Source data
+++

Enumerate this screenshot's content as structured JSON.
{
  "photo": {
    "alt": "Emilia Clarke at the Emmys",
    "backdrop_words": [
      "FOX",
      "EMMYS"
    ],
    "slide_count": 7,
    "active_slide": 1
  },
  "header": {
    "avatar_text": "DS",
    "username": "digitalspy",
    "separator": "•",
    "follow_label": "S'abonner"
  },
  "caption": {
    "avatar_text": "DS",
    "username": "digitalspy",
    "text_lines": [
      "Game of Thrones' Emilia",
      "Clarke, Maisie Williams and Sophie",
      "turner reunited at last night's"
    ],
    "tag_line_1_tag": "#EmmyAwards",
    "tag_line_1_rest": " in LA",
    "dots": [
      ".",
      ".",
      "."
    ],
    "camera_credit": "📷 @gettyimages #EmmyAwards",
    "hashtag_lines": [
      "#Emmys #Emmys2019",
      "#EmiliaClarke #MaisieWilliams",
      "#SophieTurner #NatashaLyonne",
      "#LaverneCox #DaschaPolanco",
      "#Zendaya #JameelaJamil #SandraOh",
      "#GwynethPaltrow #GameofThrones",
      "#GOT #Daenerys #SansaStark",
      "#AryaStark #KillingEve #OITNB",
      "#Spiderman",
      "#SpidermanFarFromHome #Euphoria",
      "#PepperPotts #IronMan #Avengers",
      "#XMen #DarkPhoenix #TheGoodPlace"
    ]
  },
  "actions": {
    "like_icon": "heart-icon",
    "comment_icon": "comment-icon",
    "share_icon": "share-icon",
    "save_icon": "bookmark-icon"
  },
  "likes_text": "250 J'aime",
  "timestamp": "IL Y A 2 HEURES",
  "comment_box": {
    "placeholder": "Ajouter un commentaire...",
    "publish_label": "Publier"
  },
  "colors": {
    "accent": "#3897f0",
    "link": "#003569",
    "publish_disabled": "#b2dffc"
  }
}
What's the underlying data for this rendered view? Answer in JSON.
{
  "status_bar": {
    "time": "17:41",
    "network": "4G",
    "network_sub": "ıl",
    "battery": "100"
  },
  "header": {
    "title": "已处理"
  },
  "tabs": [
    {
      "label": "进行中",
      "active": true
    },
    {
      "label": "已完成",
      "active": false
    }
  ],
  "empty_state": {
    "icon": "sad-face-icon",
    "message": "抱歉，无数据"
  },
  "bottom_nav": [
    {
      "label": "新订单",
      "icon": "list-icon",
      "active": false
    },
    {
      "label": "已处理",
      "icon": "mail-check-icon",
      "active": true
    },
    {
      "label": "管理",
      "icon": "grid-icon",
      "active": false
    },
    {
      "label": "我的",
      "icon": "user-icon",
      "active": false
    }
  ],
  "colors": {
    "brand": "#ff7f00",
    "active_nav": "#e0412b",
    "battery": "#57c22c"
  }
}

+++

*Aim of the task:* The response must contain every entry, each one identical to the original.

*Your response:*
Enumerate this screenshot's content as structured JSON.
{
  "photo": {
    "alt": "Emilia Clarke at the Emmys",
    "backdrop_words": [
      "FOX",
      "EMMYS"
    ],
    "slide_count": 7,
    "active_slide": 1
  },
  "header": {
    "avatar_text": "DS",
    "username": "digitalspy",
    "separator": "•",
    "follow_label": "S'abonner"
  },
  "caption": {
    "avatar_text": "DS",
    "username": "digitalspy",
    "text_lines": [
      "Game of Thrones' Emilia",
      "Clarke, Maisie Williams and Sophie",
      "turner reunited at last night's"
    ],
    "tag_line_1_tag": "#EmmyAwards",
    "tag_line_1_rest": " in LA",
    "dots": [
      ".",
      ".",
      "."
    ],
    "camera_credit": "📷 @gettyimages #EmmyAwards",
    "hashtag_lines": [
      "#Emmys #Emmys2019",
      "#EmiliaClarke #MaisieWilliams",
      "#SophieTurner #NatashaLyonne",
      "#LaverneCox #DaschaPolanco",
      "#Zendaya #JameelaJamil #SandraOh",
      "#GwynethPaltrow #GameofThrones",
      "#GOT #Daenerys #SansaStark",
      "#AryaStark #KillingEve #OITNB",
      "#Spiderman",
      "#SpidermanFarFromHome #Euphoria",
      "#PepperPotts #IronMan #Avengers",
      "#XMen #DarkPhoenix #TheGoodPlace"
    ]
  },
  "actions": {
    "like_icon": "heart-icon",
    "comment_icon": "comment-icon",
    "share_icon": "share-icon",
    "save_icon": "bookmark-icon"
  },
  "likes_text": "250 J'aime",
  "timestamp": "IL Y A 2 HEURES",
  "comment_box": {
    "placeholder": "Ajouter un commentaire...",
    "publish_label": "Publier"
  },
  "colors": {
    "accent": "#3897f0",
    "link": "#003569",
    "publish_disabled": "#b2dffc"
  }
}
What's the underlying data for this rendered view? Answer in JSON.
{
  "status_bar": {
    "time": "17:41",
    "network": "4G",
    "network_sub": "ıl",
    "battery": "100"
  },
  "header": {
    "title": "已处理"
  },
  "tabs": [
    {
      "label": "进行中",
      "active": true
    },
    {
      "label": "已完成",
      "active": false
    }
  ],
  "empty_state": {
    "icon": "sad-face-icon",
    "message": "抱歉，无数据"
  },
  "bottom_nav": [
    {
      "label": "新订单",
      "icon": "list-icon",
      "active": false
    },
    {
      "label": "已处理",
      "icon": "mail-check-icon",
      "active": true
    },
    {
      "label": "管理",
      "icon": "grid-icon",
      "active": false
    },
    {
      "label": "我的",
      "icon": "user-icon",
      "active": false
    }
  ],
  "colors": {
    "brand": "#ff7f00",
    "active_nav": "#e0412b",
    "battery": "#57c22c"
  }
}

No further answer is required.